* _Material for this exercise_
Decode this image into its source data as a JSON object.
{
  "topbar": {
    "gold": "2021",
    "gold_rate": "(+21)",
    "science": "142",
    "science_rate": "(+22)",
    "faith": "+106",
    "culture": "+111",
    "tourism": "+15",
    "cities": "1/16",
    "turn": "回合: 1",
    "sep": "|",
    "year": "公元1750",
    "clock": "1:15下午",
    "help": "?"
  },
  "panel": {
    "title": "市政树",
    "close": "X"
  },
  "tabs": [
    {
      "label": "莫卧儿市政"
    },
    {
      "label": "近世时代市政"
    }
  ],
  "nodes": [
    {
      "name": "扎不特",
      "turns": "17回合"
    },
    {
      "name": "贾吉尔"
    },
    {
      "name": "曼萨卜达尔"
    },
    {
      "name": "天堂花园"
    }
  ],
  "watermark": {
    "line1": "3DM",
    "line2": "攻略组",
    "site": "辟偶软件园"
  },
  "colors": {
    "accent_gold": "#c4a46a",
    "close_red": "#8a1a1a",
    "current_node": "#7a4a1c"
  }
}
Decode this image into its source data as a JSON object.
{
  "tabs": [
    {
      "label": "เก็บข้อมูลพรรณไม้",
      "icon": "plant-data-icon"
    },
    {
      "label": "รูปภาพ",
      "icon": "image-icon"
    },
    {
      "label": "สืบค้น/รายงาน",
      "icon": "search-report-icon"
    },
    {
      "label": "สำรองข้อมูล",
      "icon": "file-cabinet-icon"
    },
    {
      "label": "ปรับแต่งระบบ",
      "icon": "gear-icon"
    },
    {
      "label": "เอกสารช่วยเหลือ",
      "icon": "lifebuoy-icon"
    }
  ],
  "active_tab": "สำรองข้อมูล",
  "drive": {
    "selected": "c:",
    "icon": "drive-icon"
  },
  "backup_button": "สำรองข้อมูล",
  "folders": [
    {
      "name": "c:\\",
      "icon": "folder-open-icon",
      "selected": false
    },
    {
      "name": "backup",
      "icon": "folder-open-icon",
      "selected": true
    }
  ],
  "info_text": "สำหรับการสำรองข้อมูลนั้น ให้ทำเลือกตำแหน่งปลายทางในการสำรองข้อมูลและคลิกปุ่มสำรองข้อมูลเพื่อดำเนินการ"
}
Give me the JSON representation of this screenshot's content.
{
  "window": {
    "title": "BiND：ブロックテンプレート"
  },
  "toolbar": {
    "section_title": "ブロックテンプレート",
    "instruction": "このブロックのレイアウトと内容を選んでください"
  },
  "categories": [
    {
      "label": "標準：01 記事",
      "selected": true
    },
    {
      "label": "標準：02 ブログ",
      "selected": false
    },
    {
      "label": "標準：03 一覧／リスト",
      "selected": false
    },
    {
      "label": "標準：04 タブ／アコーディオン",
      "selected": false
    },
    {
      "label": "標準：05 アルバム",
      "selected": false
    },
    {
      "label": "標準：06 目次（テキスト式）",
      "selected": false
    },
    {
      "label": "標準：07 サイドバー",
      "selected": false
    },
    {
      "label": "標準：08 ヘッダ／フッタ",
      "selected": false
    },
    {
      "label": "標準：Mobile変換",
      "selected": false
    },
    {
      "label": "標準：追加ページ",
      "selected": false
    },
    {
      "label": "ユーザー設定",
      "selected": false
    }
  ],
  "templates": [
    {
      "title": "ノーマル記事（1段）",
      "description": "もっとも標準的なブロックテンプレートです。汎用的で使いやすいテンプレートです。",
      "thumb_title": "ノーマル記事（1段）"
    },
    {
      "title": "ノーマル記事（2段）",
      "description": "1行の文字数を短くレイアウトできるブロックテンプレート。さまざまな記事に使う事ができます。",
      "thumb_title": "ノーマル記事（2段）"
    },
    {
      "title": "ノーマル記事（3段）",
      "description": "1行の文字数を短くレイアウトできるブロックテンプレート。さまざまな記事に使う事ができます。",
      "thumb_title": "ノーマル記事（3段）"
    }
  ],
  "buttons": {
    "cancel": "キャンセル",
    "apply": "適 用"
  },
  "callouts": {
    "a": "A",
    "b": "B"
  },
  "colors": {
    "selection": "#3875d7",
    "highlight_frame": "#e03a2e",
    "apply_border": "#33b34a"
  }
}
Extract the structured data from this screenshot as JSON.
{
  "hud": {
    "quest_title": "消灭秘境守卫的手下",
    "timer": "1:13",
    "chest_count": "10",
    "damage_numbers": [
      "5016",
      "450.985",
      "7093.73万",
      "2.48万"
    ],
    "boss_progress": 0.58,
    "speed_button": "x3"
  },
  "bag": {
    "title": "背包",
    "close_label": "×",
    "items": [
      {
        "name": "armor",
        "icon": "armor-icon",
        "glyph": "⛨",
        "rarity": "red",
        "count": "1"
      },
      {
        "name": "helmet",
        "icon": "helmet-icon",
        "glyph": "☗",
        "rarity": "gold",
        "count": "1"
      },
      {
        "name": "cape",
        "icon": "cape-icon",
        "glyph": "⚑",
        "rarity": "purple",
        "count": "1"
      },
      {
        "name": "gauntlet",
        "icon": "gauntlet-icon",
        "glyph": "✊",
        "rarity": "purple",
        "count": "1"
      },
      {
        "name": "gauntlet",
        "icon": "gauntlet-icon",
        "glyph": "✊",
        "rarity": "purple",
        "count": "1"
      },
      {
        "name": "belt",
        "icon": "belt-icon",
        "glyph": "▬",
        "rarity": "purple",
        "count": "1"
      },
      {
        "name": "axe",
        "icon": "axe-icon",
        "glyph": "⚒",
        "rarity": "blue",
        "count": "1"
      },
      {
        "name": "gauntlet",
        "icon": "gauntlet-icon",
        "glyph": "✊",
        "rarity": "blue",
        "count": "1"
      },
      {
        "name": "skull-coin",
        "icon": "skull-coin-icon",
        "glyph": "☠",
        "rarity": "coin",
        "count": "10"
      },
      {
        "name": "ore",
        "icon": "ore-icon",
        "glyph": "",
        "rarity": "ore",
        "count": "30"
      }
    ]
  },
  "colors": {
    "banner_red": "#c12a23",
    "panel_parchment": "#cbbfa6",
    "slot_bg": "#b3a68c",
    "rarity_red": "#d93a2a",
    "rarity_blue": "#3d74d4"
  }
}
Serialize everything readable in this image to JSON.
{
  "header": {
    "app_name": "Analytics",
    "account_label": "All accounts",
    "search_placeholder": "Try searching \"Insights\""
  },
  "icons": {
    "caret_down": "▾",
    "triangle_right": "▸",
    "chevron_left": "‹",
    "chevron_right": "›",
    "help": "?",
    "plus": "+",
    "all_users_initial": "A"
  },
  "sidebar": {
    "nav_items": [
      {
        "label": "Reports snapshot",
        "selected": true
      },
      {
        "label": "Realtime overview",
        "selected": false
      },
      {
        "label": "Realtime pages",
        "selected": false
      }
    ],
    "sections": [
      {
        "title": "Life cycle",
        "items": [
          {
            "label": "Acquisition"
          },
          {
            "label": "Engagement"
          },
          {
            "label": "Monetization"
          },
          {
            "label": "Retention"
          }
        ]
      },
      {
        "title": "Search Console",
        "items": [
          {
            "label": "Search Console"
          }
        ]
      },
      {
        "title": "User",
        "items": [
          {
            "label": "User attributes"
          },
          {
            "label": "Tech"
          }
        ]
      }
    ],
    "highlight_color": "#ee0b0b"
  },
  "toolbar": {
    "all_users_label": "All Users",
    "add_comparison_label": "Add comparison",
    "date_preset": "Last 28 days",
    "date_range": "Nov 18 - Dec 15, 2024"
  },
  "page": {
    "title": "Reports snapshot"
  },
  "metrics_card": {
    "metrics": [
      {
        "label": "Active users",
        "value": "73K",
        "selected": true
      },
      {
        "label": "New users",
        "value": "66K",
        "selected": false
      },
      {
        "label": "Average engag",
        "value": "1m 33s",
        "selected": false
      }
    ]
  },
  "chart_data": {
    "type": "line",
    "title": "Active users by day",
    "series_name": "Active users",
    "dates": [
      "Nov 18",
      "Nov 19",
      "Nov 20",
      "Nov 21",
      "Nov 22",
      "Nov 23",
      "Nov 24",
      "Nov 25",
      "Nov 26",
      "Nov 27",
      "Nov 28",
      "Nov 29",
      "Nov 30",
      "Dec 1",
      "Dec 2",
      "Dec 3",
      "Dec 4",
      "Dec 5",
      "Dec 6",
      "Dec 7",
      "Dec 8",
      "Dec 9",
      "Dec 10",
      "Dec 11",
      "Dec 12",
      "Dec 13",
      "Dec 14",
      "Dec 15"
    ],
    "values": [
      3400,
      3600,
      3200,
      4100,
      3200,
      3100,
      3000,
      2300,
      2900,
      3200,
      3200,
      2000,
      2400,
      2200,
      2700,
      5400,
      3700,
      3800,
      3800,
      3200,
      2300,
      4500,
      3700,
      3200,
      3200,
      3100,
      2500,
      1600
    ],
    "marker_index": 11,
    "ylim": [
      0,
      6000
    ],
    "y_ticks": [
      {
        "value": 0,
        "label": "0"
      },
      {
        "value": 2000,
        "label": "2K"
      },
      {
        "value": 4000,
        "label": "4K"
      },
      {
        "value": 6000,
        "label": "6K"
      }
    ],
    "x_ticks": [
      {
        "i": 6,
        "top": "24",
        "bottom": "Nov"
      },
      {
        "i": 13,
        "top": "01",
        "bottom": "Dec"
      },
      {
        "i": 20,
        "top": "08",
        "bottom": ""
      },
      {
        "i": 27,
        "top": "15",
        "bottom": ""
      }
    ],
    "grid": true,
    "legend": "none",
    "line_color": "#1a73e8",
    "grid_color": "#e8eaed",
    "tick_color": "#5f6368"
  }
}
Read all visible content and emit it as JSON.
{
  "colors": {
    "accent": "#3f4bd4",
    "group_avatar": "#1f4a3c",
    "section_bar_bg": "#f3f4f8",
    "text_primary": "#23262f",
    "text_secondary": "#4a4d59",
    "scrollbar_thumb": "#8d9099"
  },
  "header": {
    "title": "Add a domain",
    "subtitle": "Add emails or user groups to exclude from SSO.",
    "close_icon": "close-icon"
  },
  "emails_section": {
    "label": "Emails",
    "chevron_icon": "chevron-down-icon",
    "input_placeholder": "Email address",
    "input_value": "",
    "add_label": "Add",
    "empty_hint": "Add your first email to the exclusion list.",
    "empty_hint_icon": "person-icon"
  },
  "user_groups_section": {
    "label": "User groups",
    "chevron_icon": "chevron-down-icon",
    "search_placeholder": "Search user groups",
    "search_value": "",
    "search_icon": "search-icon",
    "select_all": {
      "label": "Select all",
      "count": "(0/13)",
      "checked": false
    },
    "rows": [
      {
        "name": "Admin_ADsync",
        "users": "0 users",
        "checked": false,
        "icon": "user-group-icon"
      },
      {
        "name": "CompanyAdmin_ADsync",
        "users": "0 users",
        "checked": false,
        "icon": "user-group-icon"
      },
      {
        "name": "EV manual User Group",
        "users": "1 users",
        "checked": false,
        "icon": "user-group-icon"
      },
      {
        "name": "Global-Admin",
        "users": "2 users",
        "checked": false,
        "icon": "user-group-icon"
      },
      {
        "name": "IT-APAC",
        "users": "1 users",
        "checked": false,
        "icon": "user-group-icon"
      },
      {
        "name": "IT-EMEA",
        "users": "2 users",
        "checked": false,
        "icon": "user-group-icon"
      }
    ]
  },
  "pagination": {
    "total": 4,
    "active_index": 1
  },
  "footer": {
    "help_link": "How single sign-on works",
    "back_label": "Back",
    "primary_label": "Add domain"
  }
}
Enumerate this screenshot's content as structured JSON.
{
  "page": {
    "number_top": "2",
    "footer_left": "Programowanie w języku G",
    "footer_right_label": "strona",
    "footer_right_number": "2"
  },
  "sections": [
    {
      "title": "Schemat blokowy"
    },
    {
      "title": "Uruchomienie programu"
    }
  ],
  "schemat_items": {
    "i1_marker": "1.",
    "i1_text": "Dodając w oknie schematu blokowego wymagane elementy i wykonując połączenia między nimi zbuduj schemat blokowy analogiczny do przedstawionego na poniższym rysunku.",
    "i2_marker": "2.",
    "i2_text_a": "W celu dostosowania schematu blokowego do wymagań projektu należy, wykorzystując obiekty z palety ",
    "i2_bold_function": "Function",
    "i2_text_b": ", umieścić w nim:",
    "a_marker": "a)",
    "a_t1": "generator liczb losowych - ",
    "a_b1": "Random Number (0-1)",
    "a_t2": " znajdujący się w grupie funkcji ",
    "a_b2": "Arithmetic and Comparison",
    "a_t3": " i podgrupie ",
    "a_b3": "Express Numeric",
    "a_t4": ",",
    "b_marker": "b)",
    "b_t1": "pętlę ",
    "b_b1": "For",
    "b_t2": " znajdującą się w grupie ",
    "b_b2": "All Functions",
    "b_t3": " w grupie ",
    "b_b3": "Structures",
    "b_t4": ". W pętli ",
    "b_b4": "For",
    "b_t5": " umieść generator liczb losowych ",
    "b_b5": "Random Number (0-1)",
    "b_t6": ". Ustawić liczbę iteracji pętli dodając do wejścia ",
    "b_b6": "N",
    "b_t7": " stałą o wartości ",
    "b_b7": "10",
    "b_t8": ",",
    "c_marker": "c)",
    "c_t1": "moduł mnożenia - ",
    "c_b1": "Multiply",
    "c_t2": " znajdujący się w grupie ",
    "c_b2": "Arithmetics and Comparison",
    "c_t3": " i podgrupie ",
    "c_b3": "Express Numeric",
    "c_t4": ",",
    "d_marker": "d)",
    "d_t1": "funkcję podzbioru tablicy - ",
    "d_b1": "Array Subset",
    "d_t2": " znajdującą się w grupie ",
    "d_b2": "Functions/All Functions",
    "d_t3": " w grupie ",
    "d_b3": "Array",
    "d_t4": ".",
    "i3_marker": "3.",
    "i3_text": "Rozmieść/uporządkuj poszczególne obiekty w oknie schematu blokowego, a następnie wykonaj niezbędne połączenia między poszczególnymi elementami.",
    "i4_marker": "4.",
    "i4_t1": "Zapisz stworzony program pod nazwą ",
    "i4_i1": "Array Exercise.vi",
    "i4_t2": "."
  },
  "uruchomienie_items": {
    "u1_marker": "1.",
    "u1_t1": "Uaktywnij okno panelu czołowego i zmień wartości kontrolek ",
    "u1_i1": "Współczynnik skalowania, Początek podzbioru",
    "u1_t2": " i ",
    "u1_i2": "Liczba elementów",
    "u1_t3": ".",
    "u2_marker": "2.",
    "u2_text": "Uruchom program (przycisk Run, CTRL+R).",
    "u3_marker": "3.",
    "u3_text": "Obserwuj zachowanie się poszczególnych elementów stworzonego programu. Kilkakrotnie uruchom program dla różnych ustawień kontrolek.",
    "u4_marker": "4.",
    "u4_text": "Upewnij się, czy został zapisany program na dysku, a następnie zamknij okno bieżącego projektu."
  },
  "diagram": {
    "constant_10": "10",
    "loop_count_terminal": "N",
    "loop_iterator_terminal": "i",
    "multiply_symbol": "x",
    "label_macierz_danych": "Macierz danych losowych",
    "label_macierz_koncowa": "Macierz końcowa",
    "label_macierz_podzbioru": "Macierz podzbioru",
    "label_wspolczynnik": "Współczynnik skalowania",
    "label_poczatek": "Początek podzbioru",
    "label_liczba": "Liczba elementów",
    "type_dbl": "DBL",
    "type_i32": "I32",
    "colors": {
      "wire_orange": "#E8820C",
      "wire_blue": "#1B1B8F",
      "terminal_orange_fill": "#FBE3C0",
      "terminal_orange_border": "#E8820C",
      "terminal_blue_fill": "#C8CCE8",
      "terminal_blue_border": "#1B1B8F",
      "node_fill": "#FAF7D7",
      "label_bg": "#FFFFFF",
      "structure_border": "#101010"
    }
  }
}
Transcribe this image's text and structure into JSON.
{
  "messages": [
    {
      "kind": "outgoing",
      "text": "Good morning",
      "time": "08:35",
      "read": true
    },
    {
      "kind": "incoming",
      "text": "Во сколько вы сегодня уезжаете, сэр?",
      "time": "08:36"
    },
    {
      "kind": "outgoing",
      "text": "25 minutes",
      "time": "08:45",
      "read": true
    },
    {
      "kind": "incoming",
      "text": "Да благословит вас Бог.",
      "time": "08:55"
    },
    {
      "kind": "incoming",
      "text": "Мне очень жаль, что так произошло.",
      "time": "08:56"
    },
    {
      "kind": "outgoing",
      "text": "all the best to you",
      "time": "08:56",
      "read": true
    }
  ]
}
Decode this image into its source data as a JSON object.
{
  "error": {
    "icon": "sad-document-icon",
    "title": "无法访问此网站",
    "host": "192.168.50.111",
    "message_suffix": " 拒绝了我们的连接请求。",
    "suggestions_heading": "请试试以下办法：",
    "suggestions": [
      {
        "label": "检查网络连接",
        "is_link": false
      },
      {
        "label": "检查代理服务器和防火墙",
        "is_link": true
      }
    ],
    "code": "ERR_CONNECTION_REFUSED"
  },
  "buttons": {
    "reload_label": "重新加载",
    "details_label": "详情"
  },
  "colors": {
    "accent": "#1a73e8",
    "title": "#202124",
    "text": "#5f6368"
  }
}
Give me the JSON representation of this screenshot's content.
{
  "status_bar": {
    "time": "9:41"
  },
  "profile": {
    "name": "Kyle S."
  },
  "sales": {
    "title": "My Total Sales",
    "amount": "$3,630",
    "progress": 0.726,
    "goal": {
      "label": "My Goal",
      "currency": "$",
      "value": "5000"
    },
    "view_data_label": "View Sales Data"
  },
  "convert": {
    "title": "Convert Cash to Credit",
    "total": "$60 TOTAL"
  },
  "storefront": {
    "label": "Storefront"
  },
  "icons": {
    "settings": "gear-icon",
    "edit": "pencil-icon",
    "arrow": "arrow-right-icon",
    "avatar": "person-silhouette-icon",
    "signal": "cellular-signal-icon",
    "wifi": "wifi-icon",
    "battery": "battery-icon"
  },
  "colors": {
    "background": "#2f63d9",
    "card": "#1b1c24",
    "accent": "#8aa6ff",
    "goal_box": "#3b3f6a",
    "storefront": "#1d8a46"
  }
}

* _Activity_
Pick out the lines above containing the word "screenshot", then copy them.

* _Result of this task_
Give me the JSON representation of this screenshot's content.
Extract the structured data from this screenshot as JSON.
Enumerate this screenshot's content as structured JSON.
Give me the JSON representation of this screenshot's content.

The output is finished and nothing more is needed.